Asia’s use of energy will continue to dramatically increase unless changes in energy-consuming infrastructure are made. One of the most effective and proven tools for increasing energy efficiency is establishing energy efficiency standards and labels. Several countries in Asia have successfully established standards and labeling programs, employing creative and culturally-adapted methods that serve as models for the world.
The time is opportune for accelerated development of standards regimes in Asia. The recent economic downturn in Asia provides an opportunity for building energy-efficient infrastructure, such as more efficient household appliances and industrial motors. Demand for these energy-consuming devices will temporarily decline as many Southeast Asian economies contract. This provides a window of time for governments to draft legislation and manufacturers to adjust production lines. In the long-term, these investments in energy efficiency will aid Asian nations in their struggles to 1) retain foreign reserves by reducing demand for petroleum and capital for power plant construction; 2) recapture former economic development rates by reducing national energy intensity; and 3) protect national and international ecosystems.
This book scans standards and labeling activities in twelve Asian countries. We provide technical and policy information on the programs in the hopes that successes can be replicated across nations. We also assess the need for enhanced technical and financial resources to strengthen current activities or initiate new ones in each developing country.

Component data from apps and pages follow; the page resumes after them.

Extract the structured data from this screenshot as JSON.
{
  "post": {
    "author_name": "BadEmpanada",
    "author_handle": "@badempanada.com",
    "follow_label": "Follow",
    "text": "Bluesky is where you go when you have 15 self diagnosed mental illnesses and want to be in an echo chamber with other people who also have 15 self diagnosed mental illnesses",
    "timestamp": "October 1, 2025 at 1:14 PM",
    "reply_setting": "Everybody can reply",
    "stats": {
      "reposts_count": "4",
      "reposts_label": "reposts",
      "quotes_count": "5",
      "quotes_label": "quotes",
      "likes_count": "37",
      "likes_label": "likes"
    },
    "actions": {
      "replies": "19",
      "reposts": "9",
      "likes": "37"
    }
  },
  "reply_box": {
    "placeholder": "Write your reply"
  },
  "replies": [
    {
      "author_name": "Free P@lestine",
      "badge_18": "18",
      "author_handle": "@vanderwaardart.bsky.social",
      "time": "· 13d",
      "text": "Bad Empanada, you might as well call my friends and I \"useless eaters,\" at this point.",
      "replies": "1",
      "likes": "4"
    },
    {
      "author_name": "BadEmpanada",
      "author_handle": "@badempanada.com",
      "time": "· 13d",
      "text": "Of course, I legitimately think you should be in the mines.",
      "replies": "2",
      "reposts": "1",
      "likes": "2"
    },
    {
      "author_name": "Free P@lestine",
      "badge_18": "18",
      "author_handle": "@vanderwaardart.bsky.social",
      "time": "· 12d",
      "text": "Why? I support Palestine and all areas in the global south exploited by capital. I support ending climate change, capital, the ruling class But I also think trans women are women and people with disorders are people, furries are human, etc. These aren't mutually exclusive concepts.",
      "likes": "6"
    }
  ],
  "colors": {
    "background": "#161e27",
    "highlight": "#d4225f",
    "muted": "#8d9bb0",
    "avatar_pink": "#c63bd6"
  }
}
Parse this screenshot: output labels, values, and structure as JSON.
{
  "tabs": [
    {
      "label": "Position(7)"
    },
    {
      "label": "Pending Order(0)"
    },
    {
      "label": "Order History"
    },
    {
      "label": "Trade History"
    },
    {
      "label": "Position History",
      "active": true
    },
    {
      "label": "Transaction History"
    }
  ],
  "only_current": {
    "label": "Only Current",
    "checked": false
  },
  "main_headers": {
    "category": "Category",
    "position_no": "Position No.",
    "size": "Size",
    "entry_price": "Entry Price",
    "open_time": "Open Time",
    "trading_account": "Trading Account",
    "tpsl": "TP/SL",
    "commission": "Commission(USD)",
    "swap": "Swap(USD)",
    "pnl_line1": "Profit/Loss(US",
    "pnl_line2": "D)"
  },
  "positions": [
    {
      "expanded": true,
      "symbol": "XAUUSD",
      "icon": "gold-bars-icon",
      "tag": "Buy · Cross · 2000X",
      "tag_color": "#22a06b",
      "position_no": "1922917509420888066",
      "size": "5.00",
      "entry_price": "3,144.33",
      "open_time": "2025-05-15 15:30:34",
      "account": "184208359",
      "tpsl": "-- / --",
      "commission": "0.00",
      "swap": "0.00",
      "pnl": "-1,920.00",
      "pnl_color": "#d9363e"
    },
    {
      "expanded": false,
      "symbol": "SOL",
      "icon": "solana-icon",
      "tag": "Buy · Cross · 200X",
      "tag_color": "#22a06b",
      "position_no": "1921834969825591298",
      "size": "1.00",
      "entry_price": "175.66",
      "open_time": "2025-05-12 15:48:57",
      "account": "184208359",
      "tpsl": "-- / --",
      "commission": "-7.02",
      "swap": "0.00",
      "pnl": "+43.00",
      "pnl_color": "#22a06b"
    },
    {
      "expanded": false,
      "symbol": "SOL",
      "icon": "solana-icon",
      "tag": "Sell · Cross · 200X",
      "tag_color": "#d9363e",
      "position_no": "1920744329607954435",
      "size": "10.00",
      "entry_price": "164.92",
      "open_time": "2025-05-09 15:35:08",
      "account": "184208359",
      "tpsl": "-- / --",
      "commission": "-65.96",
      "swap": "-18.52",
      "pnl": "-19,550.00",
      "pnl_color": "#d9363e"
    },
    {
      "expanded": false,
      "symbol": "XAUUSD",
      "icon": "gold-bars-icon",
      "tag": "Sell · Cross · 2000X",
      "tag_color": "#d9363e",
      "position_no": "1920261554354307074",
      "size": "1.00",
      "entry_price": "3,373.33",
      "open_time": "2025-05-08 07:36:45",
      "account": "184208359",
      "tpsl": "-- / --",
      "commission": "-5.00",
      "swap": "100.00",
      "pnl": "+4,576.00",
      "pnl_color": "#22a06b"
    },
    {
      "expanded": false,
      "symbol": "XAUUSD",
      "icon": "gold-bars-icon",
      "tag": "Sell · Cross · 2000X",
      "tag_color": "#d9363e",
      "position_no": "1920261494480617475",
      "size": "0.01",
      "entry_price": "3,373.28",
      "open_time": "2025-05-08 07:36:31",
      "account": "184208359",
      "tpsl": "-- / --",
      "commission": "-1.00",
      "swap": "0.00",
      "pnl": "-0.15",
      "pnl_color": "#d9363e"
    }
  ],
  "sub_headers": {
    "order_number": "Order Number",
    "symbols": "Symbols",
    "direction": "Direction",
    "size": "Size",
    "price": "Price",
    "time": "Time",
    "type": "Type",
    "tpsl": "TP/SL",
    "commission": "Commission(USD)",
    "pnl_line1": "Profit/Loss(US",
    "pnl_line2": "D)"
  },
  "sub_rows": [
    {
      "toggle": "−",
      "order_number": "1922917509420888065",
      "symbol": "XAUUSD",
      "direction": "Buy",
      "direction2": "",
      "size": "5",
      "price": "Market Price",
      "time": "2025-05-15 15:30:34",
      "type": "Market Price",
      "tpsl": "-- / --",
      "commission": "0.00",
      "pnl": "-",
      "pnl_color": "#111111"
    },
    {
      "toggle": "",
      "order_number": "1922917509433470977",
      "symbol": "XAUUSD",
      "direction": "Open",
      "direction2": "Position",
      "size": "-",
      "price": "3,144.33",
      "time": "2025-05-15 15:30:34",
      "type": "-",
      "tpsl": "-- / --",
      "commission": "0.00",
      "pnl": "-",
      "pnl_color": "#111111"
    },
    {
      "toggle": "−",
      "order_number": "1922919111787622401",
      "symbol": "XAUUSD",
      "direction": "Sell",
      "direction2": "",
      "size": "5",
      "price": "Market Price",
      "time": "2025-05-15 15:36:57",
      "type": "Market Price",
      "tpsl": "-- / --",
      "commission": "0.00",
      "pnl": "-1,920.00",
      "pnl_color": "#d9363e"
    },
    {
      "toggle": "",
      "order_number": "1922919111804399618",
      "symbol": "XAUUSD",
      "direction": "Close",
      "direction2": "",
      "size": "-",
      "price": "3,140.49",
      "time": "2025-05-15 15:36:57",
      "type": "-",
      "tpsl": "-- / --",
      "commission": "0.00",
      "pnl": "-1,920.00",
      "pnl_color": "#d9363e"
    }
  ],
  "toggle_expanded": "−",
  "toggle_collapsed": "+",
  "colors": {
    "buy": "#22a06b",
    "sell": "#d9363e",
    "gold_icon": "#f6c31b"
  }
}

Authors: Kristina Egan and Peter du Pont
Information from: International Institute for Energy Conservation (IIEC)